Tackling all of Wyoming’s incredible natural wonders is quite a challenge, and could easily take a lifetime to complete. But with a little willpower, planning, and some miles on the road, you can witness some of the most exquisite features in the country – because so many of them are right in this glorious state. Here’s a list of Wyoming’s must-see sites to add to your bucket list.
1. Tower Falls at Yellowstone
This iconic waterfall on Tower Creek can be found in the northeast section of Yellowstone. The stunning waters fall 132 feet, creating quite a spectacle among the rugged mountain scenery.
2. Jackson Lake at Grand Teton National Park
The pristine Jackson Lake can be found in the northeastern portion of Wyoming in the famous Grand Teton National Park. This body of water is naturally occurring, although it was considerably enlarged by the Jackson Lake Dam which was built in 1911 and rebuilt in 1989.
3. Devil's Tower
Located just outside of Sundance stands this mammoth formation that looms 1,627 feet above the nearby Belle Fourche River. Devil's Tower is actually a butte made of igneous rock and can be found in the Bear Lodge Mountains.
4. Hot Springs State Park (Thermopolis)
Hot Springs State Park is a must-visit in Wyoming, especially if you're looking for a spa-like retreat. The warm waters from one of the largest standing mineral springs in the world seep out into a public bathhouse that can be enjoyed. Visitors will also notice the unique rock formations and coloring that are a direct result of the mineral properties.
5. Fossil Butte National Monument
15 miles west of Kemmerer stands a monument that is equally spectacular close up and far away. It includes a collection of ancient fossilized plants and animals which can be seen immortalized in the brilliant rock formations. Some of the fossils date back over 50 million years ago and suggest that the area was once part of a freshwater environment.
6. The Grand Canyon of Yellowstone
You don't need to travel to Arizona to experience a vast and stunning natural phenomenon. Just downstream of Yellowstone Falls is the first large canyon on the same river. At its deepest, the canyon reaches 1200 feet and and stretches for 24 miles.
7. Grand Prismatic Spring
The third largest hot spring in the world is part of the Midway Geyser Basin in Yellowstone. While this is an impressive feat, perhaps the most striking feature of the Grand Prismatic Spring is the array of colors emitted. In fact, its colors are an exact replica of a rainbow prism.
8. Heart Mountain
Just north of Cody, Heart Mountain ascends from Bighorn Basin at 8,123 feet tall.
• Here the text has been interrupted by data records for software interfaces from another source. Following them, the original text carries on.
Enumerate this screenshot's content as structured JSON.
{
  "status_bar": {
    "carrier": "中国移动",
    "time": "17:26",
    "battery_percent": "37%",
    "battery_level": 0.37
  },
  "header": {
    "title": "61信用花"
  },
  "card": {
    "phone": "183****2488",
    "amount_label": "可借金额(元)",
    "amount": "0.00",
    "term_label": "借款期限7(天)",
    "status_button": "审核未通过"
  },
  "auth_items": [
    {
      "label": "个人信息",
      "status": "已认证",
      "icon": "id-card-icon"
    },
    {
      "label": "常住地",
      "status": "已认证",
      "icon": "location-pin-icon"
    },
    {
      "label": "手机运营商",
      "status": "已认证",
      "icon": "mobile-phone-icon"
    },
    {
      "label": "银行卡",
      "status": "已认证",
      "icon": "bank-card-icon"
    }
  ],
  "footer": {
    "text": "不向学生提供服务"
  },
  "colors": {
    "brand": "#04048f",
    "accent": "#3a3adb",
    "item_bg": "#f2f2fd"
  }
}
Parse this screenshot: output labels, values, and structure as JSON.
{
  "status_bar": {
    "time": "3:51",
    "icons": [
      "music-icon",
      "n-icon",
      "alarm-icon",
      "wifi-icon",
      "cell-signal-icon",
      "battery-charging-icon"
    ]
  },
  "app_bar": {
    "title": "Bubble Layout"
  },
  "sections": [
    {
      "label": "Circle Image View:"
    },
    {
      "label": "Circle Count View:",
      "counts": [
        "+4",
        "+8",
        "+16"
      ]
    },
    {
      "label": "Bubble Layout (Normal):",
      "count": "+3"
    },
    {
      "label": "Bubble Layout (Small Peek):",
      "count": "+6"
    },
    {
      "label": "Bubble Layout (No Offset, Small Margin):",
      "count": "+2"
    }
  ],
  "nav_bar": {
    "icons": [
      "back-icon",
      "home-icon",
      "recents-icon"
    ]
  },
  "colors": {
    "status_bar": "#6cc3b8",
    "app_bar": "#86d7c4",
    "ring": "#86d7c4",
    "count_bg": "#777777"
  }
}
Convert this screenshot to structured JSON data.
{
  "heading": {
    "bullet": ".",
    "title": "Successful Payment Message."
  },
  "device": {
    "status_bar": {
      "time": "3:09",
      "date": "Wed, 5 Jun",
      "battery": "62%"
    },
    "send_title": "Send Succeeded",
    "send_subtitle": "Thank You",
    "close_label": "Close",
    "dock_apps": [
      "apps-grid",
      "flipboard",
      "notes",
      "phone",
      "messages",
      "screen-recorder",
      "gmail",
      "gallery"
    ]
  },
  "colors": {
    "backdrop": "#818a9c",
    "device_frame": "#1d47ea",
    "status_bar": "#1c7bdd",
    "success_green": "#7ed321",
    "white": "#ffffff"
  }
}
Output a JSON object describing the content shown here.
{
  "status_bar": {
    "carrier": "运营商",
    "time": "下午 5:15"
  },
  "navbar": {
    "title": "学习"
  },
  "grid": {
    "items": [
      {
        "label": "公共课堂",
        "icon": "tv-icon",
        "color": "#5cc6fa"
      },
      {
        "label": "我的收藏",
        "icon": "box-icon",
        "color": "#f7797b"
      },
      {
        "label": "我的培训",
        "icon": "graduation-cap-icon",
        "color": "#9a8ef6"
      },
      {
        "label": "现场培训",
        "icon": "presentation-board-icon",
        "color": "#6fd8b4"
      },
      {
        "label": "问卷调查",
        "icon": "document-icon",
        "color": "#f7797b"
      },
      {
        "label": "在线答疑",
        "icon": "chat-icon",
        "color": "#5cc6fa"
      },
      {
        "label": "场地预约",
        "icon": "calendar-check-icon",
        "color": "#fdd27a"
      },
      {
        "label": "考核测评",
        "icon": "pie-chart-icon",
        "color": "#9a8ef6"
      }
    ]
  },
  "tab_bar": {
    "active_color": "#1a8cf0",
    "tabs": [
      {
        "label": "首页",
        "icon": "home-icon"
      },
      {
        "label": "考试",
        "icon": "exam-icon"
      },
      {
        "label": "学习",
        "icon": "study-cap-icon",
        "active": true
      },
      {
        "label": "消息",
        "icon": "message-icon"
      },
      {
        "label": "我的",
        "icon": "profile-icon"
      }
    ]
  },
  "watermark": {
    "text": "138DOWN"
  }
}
This summit rests on a rock bed dating back 55 million years, and the rocks at the top of the peak date back almost 400 million years. Its unique shape make for a striking composition against the Wyoming skyline.
9. Boar's Tusk
This unique and otherwordly formation is actually the core of an extinct volcano. In fact, the only other one in the state is Devil's Tower. The peak reaches an impressive 6,808 feet and can be found just outside of the Killpecker Sand Dunes.
10. Sinks Canyon State Park
"The Sinks" refers to a cavern into which a flowing river seems to disappear. The water enters crevices of the cavern and eventually reappears in a large pool known as "The Rise." It takes the water nearly two hours to make the 1/4 of a mile journey from the Sinks to the Rise, and geologists believe intricate winding passages inside the cavern cause the delay.
11. Hell's Half Acre
Hell's Half Acre isn't just an expression for the unique site located 40 miles west of Casper. This geological wonder accounts for 320 acres of land and is made up of caves, ravines, and bizarre looking rock formations. This graveyard of eroded earth seems almost ethereal.
With so many sites to be seen in Wyoming, we know this list just begins to scratch the surface. So we’d love to hear from you – what are some of your favorite natural wonders to add to the list?